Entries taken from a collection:

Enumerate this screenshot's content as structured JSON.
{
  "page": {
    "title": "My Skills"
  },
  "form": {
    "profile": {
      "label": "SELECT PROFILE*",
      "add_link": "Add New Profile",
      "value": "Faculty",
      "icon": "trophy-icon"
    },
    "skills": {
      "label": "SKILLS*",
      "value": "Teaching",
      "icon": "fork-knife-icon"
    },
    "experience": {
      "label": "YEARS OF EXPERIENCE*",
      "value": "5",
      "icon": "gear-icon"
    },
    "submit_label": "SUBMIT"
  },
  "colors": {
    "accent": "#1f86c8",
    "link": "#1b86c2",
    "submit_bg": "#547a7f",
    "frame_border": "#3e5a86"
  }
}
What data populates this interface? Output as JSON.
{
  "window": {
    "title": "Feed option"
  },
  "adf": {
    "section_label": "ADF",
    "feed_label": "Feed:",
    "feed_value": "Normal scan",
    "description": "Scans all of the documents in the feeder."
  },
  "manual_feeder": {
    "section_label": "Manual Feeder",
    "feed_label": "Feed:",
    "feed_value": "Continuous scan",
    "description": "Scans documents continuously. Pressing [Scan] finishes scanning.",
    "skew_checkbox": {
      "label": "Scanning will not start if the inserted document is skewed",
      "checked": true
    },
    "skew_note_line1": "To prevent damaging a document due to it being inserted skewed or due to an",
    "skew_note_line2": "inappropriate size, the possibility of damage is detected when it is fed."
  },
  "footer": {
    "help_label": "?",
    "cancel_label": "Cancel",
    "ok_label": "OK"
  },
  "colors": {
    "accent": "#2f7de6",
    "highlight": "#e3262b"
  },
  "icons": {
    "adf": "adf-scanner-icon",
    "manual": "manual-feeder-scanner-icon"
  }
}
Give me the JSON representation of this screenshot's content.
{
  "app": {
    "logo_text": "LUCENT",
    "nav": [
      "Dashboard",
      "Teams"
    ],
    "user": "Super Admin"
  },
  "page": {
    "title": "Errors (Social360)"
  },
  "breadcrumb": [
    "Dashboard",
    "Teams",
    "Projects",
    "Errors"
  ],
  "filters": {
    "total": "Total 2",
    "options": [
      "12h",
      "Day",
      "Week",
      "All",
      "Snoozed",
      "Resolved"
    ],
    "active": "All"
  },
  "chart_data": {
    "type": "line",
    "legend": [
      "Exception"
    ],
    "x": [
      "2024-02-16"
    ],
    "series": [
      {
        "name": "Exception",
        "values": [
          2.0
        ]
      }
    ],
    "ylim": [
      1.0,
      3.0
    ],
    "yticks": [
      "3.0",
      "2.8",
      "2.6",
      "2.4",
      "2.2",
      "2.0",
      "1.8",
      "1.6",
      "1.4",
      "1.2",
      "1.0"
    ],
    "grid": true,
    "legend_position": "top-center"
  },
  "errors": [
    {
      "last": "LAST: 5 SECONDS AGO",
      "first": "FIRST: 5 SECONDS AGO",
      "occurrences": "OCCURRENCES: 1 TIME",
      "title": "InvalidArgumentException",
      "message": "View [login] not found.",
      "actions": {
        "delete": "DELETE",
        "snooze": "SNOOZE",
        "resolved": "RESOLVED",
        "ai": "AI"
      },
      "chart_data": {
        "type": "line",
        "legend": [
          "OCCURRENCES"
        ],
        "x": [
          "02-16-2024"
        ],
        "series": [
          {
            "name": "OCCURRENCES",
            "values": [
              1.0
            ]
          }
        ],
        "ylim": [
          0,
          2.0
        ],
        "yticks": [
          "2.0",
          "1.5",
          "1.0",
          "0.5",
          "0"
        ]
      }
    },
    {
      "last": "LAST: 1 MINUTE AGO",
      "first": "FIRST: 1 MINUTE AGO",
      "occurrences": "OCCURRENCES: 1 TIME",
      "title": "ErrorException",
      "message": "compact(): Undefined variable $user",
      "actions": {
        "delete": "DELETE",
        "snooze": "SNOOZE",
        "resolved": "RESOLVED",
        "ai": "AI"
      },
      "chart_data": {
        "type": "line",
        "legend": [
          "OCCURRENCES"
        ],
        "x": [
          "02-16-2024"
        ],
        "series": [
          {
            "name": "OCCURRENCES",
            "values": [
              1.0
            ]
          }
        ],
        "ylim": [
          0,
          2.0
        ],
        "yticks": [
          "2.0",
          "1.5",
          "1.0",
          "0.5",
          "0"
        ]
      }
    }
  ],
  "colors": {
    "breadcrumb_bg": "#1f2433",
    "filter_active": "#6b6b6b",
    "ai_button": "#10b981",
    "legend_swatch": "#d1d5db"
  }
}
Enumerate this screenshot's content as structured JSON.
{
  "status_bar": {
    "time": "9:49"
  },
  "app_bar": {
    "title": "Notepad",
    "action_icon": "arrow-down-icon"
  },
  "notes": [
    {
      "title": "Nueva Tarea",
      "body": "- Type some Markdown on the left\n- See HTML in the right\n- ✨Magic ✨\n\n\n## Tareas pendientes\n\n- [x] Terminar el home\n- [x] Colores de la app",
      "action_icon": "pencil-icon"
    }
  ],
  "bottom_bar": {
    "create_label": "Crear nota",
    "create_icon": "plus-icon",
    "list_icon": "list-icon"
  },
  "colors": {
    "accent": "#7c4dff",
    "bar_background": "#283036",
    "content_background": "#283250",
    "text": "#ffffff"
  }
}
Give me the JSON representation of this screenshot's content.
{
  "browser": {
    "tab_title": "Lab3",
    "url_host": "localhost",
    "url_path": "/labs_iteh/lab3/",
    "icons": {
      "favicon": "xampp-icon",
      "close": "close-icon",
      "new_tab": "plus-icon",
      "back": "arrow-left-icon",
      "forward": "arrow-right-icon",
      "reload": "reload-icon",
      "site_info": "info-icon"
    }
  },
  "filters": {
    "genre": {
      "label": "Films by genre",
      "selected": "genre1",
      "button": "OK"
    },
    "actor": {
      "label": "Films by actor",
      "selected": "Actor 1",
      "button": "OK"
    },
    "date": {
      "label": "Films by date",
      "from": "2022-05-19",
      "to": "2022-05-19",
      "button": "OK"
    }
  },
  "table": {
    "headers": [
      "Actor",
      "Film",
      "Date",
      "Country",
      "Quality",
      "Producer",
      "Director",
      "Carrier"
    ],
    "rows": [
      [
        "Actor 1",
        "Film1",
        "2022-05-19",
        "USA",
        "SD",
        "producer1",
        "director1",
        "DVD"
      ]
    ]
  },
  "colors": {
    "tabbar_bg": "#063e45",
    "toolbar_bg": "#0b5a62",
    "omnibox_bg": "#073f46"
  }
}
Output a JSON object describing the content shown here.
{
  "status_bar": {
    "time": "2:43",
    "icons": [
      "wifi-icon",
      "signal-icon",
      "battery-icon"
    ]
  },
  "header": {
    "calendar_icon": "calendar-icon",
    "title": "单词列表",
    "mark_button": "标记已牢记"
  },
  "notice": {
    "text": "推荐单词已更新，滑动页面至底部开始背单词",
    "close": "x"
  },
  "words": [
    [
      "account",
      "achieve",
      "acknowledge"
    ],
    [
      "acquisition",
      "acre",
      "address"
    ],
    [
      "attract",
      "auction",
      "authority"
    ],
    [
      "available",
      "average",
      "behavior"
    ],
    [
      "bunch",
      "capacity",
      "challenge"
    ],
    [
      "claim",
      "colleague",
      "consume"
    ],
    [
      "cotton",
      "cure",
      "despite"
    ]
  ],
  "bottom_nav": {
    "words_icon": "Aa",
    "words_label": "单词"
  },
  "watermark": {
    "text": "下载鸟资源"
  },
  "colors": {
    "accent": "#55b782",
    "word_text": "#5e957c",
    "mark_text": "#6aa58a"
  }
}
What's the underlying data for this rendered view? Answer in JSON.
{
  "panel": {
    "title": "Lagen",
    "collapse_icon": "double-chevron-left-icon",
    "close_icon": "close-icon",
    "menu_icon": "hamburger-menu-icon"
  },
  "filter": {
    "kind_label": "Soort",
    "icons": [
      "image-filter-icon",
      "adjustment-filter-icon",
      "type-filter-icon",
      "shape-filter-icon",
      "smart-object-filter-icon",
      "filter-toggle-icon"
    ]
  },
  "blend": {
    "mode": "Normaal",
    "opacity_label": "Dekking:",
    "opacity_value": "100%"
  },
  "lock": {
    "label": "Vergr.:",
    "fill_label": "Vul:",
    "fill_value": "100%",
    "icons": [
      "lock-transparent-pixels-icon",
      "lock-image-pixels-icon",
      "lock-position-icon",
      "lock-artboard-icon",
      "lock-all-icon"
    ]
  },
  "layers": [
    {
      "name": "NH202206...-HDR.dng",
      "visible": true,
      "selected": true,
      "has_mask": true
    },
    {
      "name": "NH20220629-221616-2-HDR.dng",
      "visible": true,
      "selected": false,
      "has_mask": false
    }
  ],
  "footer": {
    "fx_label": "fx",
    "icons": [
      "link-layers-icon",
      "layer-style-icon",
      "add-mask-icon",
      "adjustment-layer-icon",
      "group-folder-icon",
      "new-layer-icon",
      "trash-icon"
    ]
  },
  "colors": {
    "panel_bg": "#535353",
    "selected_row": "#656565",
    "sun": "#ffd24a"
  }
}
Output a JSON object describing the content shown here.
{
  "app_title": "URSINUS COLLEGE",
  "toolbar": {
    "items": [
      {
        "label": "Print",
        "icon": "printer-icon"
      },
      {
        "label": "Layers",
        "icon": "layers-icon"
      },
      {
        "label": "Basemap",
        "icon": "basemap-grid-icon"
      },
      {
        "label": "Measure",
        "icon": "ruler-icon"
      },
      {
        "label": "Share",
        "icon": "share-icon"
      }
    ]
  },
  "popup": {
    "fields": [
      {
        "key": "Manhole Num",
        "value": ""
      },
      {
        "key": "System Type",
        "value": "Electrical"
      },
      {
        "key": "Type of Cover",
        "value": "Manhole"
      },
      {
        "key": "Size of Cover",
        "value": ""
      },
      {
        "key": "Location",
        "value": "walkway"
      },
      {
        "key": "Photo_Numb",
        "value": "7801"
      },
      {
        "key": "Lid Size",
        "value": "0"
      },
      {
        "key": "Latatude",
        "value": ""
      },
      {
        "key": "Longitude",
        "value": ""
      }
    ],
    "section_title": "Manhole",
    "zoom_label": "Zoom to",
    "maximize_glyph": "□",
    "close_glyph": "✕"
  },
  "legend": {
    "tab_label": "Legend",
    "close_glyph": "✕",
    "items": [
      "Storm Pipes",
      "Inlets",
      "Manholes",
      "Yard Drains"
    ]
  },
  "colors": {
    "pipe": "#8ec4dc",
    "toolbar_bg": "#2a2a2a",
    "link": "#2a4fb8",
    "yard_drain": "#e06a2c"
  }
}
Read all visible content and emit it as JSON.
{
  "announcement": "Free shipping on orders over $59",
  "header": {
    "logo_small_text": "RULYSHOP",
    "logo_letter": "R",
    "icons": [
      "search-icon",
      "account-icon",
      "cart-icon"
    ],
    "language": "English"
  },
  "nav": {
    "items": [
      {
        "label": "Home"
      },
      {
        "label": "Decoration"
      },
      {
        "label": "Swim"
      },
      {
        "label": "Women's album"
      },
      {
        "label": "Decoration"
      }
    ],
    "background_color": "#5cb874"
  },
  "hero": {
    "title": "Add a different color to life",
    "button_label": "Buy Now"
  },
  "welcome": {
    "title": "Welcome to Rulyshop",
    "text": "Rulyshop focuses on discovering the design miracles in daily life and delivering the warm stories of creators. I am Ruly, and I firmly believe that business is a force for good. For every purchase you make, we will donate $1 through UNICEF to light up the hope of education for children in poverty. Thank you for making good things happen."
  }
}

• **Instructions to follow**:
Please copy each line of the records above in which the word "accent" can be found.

• **Exercise solution**:
    "accent": "#1f86c8",
    "accent": "#2f7de6",
    "accent": "#7c4dff",
    "accent": "#55b782",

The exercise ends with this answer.